Documentary on school board debuts
Movie casts critical light on district leaders, policy changes
About 200 people attended the Sept. 3 screening in Parker of a documentary critical of the Douglas County School Board’s education reform efforts.
Brian Malone, a Castle Rock native and filmmaker, produced, wrote and directed “The Reformers,” a 75-minute exploration of the impact of education reform on both a national and local level.
The event was presented by Taxpayers for Public Education, a nonprofit that sued to stop the Douglas County School District’s voucher program. An eight-person panel discussion featuring community members, former DCSD employees and teachers’ union officials followed the screening.
The documentary received a standing ovation from an audience largely critical of the current school board’s directions and policies.
“It was a thrill, although I will say I’m not altogether surprised,” said Malone, adding the self-funded film cost about $20,000 to make. “There’s been a lot of interest and a lot of anticipation on what the film has to say.”
Malone, whose two children attend DCSD schools, maintains the board is carrying out an agenda largely unsupported by parents and teachers, and that its policy changes have been poorly implemented.
The film includes local interviews with Taxpayers for Public Education board members, former DCSD Superintendent Rick O’Connell, Douglas County teachers’ union president Brenda Smith, former Thunder Ridge High School teacher Brian White and several unidentified Douglas County teachers whose faces are shadowed. Four recent Douglas County high school graduates also are featured, saying some of the district changes negatively affected them as they applied to colleges.
In the film, four national experts question the research and potential for-profit motives behind school choice.
The documentary has footage from Douglas County School Board meetings, but does not include interviews with any board members, administrators or board supporters.
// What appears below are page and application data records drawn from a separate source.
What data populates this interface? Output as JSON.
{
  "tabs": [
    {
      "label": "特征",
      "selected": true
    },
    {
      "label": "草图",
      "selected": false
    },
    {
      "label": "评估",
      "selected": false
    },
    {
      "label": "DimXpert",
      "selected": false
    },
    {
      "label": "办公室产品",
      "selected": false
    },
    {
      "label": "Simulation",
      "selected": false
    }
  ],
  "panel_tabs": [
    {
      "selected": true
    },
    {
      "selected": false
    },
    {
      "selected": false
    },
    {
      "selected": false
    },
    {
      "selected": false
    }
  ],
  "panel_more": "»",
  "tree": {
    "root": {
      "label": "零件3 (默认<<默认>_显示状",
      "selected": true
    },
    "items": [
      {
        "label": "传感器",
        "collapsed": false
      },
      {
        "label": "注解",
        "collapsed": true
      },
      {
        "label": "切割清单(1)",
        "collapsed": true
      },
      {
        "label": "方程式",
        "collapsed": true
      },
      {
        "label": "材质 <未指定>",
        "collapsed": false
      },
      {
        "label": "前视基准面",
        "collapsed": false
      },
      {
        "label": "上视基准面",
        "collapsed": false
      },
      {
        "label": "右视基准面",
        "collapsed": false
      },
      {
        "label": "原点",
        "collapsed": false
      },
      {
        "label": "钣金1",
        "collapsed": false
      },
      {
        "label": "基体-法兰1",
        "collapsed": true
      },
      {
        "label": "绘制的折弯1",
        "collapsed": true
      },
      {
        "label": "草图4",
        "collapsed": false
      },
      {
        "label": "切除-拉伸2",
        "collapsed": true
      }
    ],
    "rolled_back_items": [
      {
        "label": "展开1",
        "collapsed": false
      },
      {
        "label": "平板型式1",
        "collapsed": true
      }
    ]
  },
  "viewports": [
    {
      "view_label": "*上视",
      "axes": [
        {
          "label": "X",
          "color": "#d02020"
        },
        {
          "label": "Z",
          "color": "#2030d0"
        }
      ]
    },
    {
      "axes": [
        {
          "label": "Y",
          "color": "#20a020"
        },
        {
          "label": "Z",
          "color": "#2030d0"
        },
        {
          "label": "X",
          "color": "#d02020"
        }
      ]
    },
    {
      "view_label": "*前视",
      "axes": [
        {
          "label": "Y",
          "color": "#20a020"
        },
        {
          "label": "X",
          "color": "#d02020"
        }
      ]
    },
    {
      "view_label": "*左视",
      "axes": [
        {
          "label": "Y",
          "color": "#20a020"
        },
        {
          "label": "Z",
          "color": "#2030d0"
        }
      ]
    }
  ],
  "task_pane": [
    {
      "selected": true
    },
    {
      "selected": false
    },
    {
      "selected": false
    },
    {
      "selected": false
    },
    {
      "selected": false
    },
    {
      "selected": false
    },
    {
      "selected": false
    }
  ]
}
Malone said DCSD officials repeatedly turned down his requests for interviews. The only pro-school-choice supporter interviewed is Republican former state lawmaker Nancy Spence.
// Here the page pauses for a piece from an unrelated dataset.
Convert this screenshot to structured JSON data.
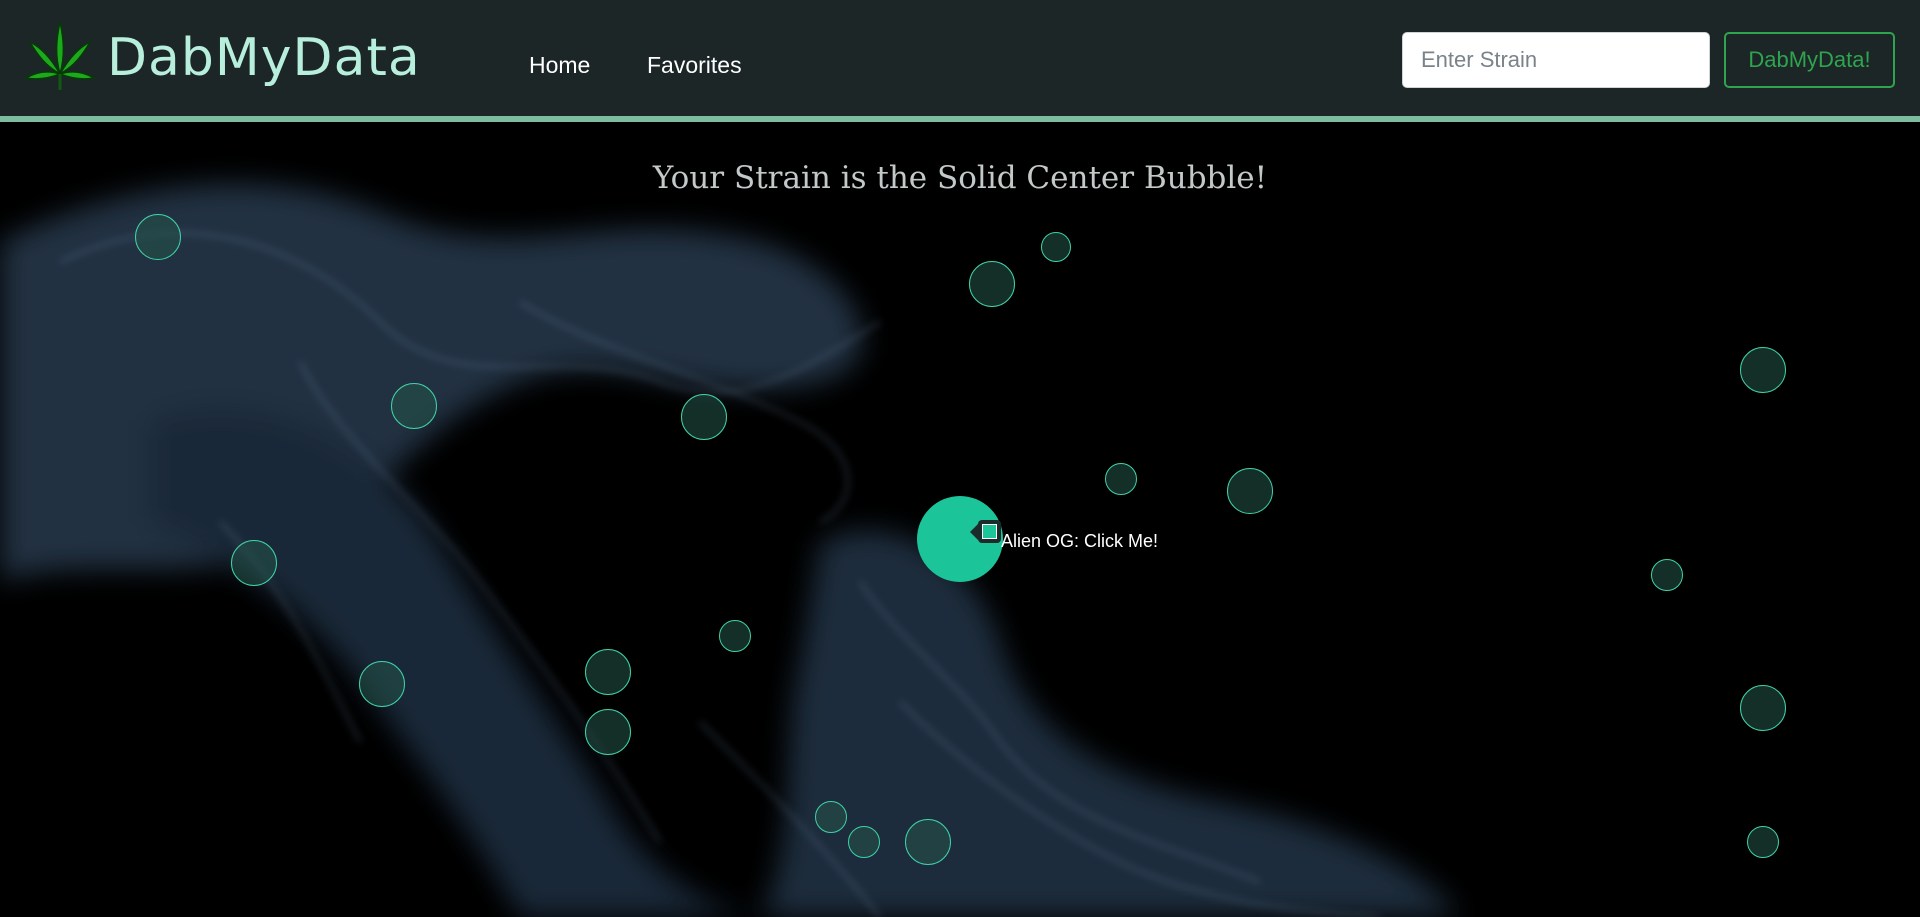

DCSD spokeswoman Michelle Yi emailed a comment on behalf of the district.
“The district did not participate in the making of this film, and district officials have not seen the film," the email reads. "We are proud to empower parents with choice and offer a world-class education to all students, which includes opportunities for more collaboration, communication, critical thinking and creativity in our classrooms."
Malone was kicked out of an August 2012 school board meeting and charged with disrupting a lawful assembly after stepping out of a taped-off area that DCSD reserved for media. The charges later were dropped. Despite that experience, Malone maintains he approached the project with an open mind.
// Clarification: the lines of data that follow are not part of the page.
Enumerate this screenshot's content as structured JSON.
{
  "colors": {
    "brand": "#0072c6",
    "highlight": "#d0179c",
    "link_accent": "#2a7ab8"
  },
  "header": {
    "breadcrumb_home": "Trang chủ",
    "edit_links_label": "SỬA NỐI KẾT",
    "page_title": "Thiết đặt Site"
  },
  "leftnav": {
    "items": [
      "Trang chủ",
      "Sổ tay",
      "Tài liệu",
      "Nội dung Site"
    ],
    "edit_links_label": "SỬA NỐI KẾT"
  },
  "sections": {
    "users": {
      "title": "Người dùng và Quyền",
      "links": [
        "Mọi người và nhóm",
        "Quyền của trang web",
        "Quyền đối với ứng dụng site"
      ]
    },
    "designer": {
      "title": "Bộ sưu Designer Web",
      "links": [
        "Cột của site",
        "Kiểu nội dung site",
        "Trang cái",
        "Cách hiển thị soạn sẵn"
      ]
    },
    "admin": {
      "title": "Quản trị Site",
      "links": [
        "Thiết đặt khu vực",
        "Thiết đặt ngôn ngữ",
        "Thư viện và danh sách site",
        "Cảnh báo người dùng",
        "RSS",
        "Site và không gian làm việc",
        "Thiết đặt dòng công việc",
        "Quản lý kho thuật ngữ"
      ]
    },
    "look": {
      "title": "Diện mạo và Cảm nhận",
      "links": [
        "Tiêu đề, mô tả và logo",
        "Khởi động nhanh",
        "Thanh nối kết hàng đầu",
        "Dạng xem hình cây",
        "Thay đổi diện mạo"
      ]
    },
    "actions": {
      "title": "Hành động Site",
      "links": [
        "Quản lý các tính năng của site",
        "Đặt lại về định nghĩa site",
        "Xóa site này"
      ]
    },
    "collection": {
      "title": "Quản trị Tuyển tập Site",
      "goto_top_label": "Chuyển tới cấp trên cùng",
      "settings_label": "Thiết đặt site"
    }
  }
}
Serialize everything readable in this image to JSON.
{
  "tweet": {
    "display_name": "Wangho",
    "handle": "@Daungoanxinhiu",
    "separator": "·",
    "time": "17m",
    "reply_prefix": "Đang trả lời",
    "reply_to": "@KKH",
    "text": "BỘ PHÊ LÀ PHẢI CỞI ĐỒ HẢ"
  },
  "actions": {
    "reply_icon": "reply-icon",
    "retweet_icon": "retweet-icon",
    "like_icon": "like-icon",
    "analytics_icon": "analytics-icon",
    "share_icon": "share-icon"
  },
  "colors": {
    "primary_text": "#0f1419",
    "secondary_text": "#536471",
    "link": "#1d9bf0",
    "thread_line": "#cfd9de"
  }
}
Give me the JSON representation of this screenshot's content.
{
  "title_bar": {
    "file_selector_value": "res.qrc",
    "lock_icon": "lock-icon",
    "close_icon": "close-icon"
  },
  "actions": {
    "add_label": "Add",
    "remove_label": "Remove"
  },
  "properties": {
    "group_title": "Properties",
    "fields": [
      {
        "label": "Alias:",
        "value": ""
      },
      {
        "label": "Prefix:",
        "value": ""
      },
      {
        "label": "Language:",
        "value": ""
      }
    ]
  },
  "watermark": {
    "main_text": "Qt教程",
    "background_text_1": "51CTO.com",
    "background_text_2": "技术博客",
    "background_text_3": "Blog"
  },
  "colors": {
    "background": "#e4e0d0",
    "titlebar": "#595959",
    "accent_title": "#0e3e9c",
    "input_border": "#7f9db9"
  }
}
“It was only from the experience of shooting this film that helped me develop my opinion,” he said. “I stand behind the film. And I stand behind my point of view.
“I’m tired of all the anger; we’ve got to move above that and beyond it. This is about getting this community to stand up (and) decide what they want for their public school system. But if this county doesn’t wake up, we’ve got a real problem.”
Future screenings of the movie are planned and Malone also is distributing free copies.
“Right now I’m just focused on getting this film in front of as many eyeballs as possible in Douglas County before the November election,” he said.
The terms of four current board members expire in November.